▸ **Excerpted data**:
· · · · · · ·

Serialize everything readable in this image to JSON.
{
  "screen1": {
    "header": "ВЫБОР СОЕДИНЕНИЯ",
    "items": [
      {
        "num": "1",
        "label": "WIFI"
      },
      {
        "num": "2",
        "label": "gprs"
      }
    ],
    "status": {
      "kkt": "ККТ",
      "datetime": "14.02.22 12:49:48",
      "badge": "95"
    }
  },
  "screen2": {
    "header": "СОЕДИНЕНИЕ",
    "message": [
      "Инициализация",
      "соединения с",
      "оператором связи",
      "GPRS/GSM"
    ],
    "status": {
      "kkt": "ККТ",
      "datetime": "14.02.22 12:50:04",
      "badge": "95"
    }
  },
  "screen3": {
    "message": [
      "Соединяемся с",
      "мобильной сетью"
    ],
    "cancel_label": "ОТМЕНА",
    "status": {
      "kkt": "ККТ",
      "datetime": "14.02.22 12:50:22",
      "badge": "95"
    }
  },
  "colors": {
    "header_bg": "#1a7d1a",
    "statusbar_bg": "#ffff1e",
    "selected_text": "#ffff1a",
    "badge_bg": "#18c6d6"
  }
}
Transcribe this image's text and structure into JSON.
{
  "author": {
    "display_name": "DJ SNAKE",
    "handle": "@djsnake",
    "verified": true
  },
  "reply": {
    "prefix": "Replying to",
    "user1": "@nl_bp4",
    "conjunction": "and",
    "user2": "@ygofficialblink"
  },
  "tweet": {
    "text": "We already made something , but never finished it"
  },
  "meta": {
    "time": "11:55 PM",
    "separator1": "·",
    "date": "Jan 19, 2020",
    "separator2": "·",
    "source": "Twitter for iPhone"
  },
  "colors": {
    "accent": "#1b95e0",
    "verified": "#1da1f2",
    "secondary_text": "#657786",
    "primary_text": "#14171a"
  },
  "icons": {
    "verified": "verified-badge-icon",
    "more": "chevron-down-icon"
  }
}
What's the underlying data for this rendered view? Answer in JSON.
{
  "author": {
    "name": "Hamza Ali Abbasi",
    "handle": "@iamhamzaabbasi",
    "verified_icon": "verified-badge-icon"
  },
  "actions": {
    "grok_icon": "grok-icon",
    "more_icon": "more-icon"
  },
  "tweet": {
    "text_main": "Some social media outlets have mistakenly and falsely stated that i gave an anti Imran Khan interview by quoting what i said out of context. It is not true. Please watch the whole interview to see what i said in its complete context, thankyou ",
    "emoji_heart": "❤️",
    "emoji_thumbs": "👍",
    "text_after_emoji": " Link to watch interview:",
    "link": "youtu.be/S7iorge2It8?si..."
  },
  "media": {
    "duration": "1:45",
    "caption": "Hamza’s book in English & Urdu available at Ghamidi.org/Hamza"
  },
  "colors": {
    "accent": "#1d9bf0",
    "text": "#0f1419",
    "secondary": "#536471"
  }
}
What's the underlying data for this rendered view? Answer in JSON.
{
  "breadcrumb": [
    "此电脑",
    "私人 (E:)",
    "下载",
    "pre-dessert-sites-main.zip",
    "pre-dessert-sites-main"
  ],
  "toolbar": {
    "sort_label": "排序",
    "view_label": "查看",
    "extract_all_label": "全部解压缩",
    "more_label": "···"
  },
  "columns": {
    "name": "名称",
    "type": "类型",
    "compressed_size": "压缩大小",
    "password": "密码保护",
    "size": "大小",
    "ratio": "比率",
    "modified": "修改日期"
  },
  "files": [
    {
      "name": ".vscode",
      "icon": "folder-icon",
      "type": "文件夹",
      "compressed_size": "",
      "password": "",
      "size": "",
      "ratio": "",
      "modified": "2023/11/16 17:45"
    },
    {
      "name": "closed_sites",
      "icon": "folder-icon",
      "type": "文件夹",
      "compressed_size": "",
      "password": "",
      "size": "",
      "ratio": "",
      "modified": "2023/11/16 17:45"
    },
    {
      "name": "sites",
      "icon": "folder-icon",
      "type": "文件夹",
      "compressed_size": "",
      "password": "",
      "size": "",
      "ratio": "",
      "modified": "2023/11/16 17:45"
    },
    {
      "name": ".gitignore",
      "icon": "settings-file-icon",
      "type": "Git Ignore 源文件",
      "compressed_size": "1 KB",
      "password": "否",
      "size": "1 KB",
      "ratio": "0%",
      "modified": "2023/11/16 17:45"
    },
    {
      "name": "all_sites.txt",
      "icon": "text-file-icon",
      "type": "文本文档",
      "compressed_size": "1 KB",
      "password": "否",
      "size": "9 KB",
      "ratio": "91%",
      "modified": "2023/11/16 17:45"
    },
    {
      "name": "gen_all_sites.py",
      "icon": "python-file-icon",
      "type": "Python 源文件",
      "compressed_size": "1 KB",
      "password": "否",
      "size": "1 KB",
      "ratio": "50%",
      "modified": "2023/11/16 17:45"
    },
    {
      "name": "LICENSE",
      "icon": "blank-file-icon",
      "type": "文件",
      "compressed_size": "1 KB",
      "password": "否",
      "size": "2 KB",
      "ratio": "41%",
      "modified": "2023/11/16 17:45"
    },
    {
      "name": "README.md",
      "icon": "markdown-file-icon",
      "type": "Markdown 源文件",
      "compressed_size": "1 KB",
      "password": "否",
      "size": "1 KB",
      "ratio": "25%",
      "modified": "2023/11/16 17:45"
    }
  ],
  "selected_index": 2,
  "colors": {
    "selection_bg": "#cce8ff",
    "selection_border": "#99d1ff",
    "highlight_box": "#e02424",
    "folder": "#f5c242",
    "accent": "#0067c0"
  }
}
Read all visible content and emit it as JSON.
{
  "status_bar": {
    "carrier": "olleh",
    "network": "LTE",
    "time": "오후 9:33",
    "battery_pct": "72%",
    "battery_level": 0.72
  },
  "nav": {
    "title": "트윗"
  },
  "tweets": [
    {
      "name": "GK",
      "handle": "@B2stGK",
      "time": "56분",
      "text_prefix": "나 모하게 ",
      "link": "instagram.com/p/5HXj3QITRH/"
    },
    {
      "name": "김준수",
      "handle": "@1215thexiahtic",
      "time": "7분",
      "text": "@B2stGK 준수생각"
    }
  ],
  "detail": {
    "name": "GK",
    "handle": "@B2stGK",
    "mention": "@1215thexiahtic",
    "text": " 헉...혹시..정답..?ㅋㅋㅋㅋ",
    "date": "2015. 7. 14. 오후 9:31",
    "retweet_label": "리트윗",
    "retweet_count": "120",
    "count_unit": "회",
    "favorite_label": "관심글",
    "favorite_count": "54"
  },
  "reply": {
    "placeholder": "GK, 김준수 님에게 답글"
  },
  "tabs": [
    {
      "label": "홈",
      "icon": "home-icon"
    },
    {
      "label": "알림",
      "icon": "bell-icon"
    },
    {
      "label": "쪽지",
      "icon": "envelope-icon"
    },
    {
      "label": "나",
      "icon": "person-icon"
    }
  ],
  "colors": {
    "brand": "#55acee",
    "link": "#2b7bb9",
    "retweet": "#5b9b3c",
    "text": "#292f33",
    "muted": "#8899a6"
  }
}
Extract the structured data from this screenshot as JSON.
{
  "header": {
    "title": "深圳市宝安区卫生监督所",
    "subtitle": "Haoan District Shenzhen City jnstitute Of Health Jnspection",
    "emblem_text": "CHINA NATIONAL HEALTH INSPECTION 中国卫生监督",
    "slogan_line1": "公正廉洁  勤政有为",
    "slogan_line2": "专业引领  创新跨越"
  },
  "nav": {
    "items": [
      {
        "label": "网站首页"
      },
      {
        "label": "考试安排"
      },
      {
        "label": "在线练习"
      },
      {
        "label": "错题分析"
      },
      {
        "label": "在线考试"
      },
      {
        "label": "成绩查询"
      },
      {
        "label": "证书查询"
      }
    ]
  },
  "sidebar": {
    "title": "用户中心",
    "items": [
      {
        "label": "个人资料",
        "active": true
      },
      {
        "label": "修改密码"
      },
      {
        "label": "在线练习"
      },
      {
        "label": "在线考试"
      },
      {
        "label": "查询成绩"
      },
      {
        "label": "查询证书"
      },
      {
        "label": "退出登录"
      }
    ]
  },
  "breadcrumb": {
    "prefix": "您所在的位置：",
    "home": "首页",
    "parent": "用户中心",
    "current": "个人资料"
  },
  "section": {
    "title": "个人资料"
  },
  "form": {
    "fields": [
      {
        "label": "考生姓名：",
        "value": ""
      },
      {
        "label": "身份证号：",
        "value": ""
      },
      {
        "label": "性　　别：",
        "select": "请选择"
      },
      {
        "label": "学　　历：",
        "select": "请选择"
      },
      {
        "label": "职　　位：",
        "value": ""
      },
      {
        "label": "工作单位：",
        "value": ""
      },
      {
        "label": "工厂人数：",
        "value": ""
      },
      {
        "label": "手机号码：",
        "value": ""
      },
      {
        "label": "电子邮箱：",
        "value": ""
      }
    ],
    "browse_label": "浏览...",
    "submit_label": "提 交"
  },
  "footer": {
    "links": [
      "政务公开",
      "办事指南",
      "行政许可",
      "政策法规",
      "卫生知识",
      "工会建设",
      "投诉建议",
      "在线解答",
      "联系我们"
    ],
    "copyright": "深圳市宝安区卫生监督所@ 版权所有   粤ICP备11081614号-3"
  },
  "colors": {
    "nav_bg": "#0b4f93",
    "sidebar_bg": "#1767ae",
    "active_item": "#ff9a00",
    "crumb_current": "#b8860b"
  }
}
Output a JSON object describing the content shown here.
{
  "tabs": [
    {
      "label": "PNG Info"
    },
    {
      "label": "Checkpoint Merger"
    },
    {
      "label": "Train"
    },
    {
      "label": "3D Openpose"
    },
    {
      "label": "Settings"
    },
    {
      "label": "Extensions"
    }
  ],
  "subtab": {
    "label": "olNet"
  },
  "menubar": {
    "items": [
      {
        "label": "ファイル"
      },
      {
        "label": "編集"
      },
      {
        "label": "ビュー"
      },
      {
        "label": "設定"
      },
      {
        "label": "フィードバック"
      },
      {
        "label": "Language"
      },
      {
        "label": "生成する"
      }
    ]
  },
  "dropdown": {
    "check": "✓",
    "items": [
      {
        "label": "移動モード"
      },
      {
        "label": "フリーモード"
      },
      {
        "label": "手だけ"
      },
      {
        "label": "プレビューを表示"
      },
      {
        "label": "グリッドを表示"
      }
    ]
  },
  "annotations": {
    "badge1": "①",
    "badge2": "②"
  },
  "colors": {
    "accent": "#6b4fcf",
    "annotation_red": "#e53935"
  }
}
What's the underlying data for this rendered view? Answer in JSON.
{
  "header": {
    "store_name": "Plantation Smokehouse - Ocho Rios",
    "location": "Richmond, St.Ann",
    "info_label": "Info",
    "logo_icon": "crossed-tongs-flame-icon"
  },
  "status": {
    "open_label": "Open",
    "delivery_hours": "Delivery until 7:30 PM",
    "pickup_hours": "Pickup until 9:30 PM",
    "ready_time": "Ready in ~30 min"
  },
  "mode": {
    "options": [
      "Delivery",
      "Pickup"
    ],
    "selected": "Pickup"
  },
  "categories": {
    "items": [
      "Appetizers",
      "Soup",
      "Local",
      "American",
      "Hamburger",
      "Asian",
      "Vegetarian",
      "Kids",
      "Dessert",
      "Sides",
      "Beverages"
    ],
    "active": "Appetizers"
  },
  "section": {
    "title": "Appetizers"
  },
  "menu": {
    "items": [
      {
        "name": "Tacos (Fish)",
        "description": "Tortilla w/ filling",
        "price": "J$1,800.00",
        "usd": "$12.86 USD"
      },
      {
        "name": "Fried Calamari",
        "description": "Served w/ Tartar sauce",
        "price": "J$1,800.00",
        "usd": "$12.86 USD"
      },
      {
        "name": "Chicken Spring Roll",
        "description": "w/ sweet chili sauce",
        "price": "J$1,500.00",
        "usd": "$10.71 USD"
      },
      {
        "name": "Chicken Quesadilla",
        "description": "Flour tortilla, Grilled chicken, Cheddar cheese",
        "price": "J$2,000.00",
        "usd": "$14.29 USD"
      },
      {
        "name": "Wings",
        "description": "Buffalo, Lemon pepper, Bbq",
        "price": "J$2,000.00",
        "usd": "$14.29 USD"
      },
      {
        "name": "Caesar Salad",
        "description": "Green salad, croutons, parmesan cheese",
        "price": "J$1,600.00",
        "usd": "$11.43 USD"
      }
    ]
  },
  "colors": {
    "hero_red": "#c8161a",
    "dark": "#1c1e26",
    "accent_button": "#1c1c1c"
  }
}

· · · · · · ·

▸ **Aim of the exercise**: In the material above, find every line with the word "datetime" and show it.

▸ **Response**:
      "datetime": "14.02.22 12:49:48",
      "datetime": "14.02.22 12:50:04",
      "datetime": "14.02.22 12:50:22",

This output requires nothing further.